*** RECORDS SHOWN ***
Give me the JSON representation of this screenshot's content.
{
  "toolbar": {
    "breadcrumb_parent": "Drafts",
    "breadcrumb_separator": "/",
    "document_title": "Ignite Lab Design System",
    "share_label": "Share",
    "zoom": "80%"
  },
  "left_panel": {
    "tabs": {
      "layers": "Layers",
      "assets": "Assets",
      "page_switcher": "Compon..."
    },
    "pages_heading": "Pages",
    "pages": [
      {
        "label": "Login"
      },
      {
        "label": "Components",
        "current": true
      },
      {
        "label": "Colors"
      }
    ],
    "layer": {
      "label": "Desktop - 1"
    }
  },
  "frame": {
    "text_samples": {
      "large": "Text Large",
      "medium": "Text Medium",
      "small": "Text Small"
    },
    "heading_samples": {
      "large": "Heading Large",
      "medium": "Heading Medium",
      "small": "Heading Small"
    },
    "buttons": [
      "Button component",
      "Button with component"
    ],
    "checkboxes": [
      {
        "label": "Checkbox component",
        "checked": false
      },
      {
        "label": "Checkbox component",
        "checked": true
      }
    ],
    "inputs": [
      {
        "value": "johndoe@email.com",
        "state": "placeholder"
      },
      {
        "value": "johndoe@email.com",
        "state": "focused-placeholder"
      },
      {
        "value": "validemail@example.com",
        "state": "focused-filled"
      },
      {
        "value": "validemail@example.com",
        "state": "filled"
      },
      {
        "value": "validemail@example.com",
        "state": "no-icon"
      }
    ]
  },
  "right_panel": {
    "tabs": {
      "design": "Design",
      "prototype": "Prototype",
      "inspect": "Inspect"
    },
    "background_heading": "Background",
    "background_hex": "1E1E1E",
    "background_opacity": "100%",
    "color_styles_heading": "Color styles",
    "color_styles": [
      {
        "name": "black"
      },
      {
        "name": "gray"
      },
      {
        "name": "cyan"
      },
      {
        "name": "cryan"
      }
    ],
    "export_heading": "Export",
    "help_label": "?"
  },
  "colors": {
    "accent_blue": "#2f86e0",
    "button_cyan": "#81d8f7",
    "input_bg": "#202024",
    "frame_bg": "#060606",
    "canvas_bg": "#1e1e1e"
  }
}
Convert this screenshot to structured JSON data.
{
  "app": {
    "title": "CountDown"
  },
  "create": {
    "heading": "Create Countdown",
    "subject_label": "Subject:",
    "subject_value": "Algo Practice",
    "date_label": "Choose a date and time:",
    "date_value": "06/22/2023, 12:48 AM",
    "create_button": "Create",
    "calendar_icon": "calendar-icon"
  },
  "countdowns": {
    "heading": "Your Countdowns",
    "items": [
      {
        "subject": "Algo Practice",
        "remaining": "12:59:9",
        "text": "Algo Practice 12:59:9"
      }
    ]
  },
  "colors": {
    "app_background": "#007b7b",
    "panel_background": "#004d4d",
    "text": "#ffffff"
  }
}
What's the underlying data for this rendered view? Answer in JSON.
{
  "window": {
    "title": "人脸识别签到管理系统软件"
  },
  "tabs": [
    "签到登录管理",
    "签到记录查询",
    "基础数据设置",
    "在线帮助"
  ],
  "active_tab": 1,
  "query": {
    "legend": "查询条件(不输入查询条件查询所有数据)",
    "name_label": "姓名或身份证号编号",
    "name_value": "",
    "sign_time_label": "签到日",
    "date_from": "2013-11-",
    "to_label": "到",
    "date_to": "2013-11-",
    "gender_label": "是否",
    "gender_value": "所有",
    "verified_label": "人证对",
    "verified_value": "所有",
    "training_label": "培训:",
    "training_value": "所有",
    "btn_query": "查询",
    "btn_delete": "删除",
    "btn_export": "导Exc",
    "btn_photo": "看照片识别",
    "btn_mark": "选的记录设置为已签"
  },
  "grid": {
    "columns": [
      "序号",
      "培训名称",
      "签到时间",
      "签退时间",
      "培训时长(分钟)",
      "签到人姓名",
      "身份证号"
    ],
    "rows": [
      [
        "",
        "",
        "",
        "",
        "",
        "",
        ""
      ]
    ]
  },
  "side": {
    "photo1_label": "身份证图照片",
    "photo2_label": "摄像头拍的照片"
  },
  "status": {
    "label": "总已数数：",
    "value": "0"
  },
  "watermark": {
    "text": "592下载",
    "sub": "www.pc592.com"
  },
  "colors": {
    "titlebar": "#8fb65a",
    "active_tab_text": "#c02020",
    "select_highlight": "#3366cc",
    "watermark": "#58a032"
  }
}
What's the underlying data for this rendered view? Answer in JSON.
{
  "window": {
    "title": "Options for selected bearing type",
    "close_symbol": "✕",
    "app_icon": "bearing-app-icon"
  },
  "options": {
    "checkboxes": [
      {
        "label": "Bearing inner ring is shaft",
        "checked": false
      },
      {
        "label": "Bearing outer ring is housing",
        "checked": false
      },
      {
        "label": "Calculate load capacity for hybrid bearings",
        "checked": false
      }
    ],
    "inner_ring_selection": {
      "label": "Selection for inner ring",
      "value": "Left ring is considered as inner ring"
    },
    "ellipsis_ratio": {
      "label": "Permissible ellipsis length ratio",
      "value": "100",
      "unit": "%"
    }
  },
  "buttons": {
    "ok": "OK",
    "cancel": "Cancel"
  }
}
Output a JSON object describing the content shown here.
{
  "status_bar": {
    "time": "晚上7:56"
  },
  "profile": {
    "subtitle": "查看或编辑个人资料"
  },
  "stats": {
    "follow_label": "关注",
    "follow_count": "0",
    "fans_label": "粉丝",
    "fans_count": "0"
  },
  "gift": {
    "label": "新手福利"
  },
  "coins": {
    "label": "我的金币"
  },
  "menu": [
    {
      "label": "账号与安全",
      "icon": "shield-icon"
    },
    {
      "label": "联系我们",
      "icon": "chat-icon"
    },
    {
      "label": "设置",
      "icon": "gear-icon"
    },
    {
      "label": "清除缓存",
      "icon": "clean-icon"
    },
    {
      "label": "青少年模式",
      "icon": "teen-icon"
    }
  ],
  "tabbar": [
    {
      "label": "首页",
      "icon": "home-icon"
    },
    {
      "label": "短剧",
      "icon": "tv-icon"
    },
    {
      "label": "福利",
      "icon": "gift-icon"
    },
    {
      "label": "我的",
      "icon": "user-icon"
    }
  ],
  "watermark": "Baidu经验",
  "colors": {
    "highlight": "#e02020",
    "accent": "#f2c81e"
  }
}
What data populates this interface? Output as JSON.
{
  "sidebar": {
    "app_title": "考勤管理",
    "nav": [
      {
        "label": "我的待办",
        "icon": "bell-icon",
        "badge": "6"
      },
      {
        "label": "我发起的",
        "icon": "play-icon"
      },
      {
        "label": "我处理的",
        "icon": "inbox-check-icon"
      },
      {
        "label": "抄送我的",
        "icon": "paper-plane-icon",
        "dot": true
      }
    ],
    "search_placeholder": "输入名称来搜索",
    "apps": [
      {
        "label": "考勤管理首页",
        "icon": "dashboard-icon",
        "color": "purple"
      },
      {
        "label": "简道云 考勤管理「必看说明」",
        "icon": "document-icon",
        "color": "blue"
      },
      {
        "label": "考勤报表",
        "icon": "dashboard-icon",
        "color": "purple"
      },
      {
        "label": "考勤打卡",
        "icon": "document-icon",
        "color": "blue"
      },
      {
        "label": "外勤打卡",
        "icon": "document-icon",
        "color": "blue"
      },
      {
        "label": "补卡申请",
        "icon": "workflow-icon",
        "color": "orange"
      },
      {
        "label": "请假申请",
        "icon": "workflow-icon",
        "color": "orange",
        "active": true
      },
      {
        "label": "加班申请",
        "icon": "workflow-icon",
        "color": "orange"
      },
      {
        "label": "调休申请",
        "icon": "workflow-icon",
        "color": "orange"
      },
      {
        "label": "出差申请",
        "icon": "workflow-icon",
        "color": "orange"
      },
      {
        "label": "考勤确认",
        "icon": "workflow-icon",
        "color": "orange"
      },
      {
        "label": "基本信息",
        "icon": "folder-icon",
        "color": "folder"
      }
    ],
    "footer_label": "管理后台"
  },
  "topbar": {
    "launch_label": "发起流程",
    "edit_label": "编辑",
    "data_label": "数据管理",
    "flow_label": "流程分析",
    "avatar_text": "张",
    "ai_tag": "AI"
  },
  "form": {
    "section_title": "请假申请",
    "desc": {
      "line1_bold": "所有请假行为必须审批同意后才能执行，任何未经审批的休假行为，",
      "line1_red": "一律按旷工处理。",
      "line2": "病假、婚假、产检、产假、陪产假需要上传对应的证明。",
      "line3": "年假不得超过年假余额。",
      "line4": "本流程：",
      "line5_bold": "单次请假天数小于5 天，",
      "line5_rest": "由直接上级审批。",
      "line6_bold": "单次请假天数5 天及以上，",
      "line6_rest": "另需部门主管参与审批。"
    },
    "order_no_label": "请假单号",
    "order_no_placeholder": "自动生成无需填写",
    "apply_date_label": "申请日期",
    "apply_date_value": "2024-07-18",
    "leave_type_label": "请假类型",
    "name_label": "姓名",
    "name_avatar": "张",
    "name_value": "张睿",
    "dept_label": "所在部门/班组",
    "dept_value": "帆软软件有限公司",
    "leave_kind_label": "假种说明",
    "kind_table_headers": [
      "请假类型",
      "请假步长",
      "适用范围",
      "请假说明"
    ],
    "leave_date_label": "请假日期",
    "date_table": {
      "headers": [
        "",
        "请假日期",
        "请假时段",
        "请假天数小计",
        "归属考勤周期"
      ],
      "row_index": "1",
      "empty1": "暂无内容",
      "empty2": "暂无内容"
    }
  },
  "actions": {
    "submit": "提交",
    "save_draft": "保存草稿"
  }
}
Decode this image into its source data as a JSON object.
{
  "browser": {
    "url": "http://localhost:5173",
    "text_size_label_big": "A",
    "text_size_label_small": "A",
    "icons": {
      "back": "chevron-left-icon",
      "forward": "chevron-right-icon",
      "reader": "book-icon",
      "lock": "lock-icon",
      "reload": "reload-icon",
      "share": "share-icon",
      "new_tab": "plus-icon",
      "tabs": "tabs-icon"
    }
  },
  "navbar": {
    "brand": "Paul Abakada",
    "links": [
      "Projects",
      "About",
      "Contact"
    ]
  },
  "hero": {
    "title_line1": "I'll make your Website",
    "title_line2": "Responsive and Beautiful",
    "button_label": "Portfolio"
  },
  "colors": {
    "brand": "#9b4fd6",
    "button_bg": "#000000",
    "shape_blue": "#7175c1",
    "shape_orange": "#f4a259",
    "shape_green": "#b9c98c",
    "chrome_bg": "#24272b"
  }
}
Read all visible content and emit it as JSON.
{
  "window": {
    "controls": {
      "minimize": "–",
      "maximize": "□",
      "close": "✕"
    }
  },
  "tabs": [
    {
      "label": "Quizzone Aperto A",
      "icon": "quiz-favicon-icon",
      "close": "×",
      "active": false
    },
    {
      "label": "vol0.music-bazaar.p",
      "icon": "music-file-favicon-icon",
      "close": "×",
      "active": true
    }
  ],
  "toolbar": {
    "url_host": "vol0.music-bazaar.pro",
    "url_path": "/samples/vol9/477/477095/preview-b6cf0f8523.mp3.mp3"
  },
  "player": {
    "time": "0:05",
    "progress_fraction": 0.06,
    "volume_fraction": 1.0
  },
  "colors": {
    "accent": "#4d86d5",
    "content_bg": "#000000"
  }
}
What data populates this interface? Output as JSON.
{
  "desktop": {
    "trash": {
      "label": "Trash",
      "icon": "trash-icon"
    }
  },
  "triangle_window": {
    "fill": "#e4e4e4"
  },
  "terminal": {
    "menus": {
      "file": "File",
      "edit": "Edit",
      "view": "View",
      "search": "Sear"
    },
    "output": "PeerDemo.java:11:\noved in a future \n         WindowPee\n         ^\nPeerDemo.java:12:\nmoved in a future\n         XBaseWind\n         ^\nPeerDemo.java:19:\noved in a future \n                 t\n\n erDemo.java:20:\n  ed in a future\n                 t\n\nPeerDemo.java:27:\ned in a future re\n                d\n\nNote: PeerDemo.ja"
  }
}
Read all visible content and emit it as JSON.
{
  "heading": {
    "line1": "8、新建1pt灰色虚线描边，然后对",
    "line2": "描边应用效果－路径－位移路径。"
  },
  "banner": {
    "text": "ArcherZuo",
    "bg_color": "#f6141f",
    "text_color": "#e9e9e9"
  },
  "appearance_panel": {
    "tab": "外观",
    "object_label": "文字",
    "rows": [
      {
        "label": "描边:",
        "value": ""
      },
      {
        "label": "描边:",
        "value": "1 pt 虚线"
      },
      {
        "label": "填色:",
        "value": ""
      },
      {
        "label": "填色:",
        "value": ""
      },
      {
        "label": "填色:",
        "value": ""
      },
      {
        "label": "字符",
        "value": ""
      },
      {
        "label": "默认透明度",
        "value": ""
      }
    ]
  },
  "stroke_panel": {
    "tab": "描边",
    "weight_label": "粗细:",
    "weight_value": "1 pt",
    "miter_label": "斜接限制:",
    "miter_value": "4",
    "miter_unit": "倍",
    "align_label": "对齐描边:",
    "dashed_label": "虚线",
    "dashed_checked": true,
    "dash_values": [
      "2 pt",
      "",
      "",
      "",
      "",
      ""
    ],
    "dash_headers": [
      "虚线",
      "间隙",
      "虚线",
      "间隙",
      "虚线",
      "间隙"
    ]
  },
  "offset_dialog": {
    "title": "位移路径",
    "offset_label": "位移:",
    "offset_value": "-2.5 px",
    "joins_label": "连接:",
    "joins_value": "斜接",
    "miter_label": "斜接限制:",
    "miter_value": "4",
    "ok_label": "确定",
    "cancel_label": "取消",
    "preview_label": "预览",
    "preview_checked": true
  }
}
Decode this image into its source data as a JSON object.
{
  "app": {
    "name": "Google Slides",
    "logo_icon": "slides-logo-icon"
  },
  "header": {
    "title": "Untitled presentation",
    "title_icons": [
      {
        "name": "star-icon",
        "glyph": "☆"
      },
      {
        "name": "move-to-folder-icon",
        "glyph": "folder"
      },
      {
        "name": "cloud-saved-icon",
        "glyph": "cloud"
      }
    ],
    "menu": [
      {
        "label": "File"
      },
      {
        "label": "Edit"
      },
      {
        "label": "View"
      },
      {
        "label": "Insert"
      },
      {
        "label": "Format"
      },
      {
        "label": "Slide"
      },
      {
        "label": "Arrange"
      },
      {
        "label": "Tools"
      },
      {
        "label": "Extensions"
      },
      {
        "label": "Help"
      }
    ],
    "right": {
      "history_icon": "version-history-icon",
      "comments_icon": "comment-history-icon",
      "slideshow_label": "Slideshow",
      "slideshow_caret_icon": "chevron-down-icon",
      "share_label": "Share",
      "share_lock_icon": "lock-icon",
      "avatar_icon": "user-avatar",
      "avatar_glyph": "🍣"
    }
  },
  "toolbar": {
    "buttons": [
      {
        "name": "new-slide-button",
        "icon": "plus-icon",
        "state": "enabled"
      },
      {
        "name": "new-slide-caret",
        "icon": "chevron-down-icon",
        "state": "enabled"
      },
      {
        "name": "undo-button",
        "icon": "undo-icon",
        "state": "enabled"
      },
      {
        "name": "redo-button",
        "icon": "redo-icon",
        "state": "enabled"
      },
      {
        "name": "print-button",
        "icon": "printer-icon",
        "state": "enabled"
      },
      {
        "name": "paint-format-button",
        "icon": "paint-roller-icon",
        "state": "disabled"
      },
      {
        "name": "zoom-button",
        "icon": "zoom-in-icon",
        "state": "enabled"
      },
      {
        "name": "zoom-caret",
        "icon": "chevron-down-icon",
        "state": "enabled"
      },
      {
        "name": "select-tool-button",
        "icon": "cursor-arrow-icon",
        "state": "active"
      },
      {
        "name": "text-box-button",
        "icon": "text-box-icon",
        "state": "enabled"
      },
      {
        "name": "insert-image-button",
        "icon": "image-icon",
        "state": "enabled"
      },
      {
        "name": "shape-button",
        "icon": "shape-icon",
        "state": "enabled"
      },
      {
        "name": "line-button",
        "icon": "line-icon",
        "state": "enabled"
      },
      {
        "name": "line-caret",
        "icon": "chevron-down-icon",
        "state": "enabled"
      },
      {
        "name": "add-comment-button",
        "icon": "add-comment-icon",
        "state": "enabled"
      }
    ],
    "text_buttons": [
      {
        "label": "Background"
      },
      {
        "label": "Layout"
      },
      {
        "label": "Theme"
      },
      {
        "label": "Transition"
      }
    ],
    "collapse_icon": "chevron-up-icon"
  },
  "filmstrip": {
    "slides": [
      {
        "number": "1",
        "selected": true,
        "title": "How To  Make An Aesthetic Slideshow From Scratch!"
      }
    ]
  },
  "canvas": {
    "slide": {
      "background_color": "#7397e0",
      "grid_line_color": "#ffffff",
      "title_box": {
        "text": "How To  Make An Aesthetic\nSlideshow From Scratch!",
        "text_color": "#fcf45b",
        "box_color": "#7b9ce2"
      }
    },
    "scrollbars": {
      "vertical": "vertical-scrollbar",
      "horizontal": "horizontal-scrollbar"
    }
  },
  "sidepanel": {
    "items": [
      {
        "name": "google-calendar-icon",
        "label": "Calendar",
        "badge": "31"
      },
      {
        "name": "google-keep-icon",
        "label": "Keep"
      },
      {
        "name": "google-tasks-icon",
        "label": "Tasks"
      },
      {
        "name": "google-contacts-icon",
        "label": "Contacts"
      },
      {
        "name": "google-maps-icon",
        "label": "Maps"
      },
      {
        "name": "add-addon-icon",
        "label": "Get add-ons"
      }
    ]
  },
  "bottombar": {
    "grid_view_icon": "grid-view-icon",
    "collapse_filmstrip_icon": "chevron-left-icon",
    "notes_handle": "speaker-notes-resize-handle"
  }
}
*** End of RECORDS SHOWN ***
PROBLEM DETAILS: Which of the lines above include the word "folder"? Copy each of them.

WORKED SOLUTION:
        "icon": "folder-icon",
        "color": "folder"
        "name": "move-to-folder-icon",
        "glyph": "folder"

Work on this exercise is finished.